Thanks to progressive technology, we no longer need to carry out data analytics manually. Many tools and programs are available that can do the complete task of data analysis within seconds. One such tool is Microsoft Excel.
A part of Office 365 Suite, Excel is a spreadsheet program used for the recording and analysis of numerical data. The Excel spreadsheet is a collection of columns and rows, with alphabetical letters assigned to the columns and numbers assigned to rows. A cell is a point where a row and column meet, and its address is given by the letter signifying the column and the number representing the row.
Microsoft Excel is a standard spreadsheet, where you can arrange, format, and perform calculations on data by using formulas, and make visual representations of them. Excel is a remarkable tool if you want your computation and analysis to be quick. It offers more than 400 functions classified into 11 themes to ease and simplify your computation tasks. Unlike other Power BI tools, Microsoft Excel is a robust, all-around tool that you can use for recording, analyzing, and storing numerical data. Whether you want to carry out data entry or scrape a website’s data, you can do it in Excel without having to switch to a different app. What’s more? Excel has advanced charting and plotting features with plenty of options to customize so that you can create sophisticated and personalized graphs and charts.
Power BI vs Excel
Before you consider signing up for Power BI training, it’s crucial to understand how Power BI is different from Excel. Choosing between the two can put you in a dilemma, but you can make it easier by asking yourself the following questions:
- Is price a factor?
- Do I need high-level analytics?
- How big is the data that I’m handling?
- Do I need to collaborate?
- Do I need effective data visualizations or advanced ones?
Now, let’s see how Power BI and Excel can individually fulfill your needs.
- Power BI is free unless you require advanced functionalities. On the other hand, Excel isn’t free, and you have to purchase Office 365 Suite or Excel alone.
- Power BI provides high-level analytics with added features like KPI, dashboards, alerts, and visualizations. Excel is excellent for constructing your ideal model with the available Excel add-ins and functions.
- Power BI has robust compression algorithms, allowing the analysis of large files. Excel, however, cannot store vast amounts of data.
- Collaboration is hassle-free in Power BI. But, Excel fails in this aspect.

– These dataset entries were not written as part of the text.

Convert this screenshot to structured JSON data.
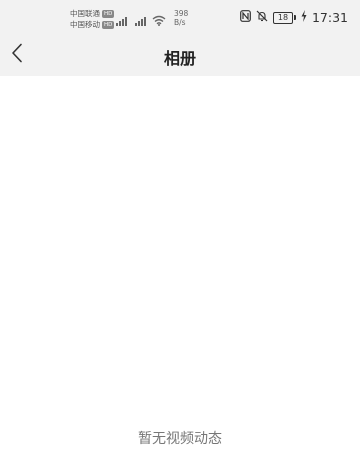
{
  "status_bar": {
    "carrier_1": "中国联通",
    "carrier_2": "中国移动",
    "hd_label": "HD",
    "net_speed_value": "398",
    "net_speed_unit": "B/s",
    "battery_level": "18",
    "time": "17:31",
    "icons": [
      "nfc-icon",
      "mute-icon",
      "battery-icon",
      "charging-icon",
      "signal-icon",
      "wifi-icon"
    ]
  },
  "header": {
    "title": "相册",
    "back_icon": "chevron-left-icon"
  },
  "main": {
    "empty_message": "暂无视频动态"
  },
  "colors": {
    "top_background": "#f2f2f2",
    "page_background": "#ffffff",
    "empty_text": "#777777"
  }
}
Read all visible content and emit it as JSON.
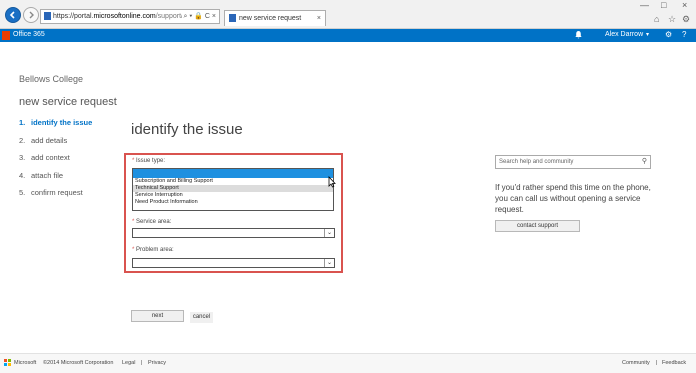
{
  "browser": {
    "address": {
      "domain_prefix": "https://portal.",
      "domain": "microsoftonline.com",
      "path": "/support/New5e"
    },
    "address_icons": "⌕ ▾ 🔒 C ×",
    "tab": {
      "title": "new service request",
      "close": "×"
    },
    "window": {
      "minimize": "—",
      "maximize": "□",
      "close": "×"
    },
    "toolbar_icons": {
      "home": "⌂",
      "favorites": "☆",
      "settings": "⚙"
    }
  },
  "o365": {
    "title": "Office 365",
    "user": "Alex Darrow",
    "caret": "▾",
    "gear": "⚙",
    "help": "?"
  },
  "sidebar": {
    "org": "Bellows College",
    "title": "new service request",
    "steps": [
      {
        "num": "1.",
        "label": "identify the issue",
        "active": true
      },
      {
        "num": "2.",
        "label": "add details"
      },
      {
        "num": "3.",
        "label": "add context"
      },
      {
        "num": "4.",
        "label": "attach file"
      },
      {
        "num": "5.",
        "label": "confirm request"
      }
    ]
  },
  "main": {
    "heading": "identify the issue",
    "issue_type": {
      "required": "*",
      "label": "Issue type:",
      "options": [
        "Subscription and Billing Support",
        "Technical Support",
        "Service Interruption",
        "Need Product Information"
      ],
      "hovered_option": "Technical Support"
    },
    "service_area": {
      "required": "*",
      "label": "Service area:",
      "value": ""
    },
    "problem_area": {
      "required": "*",
      "label": "Problem area:",
      "value": ""
    },
    "next_label": "next",
    "cancel_label": "cancel"
  },
  "help": {
    "search_placeholder": "Search help and community",
    "text": "If you'd rather spend this time on the phone, you can call us without opening a service request.",
    "contact_label": "contact support"
  },
  "footer": {
    "brand": "Microsoft",
    "copyright": "©2014 Microsoft Corporation",
    "legal": "Legal",
    "separator": "|",
    "privacy": "Privacy",
    "community": "Community",
    "feedback": "Feedback"
  },
  "colors": {
    "accent": "#0072c6",
    "highlight_border": "#d9534f",
    "selected_option": "#1e90e0"
  }
}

So, you should store your file in the cloud.
- Visualizations in Power BI are more appealing, but Excel offers more advanced charts and graphs.
- Besides, the Excel spreadsheet is more user-friendly, unlike Power BI, where table creation is not easy. Moreover, Power BI allows the sourcing of data only from a single dataset.
When it comes to business analytics, choosing between Power BI and Excel is tough. Each has its pros and cons, but what matters is how efficiently you tap their potential. If you are comfortable with the Excel interface, then giving a shot to Power BI may be worth your time. You can always write your data in Power BI and export it to Excel if you feel the need. So, if you want to explore the full benefits of the robust BI platform, get the Power BI training today!
1 thought on “Power BI vs Excel”
Have you tried using Enterprise BI? This is a great content by the way.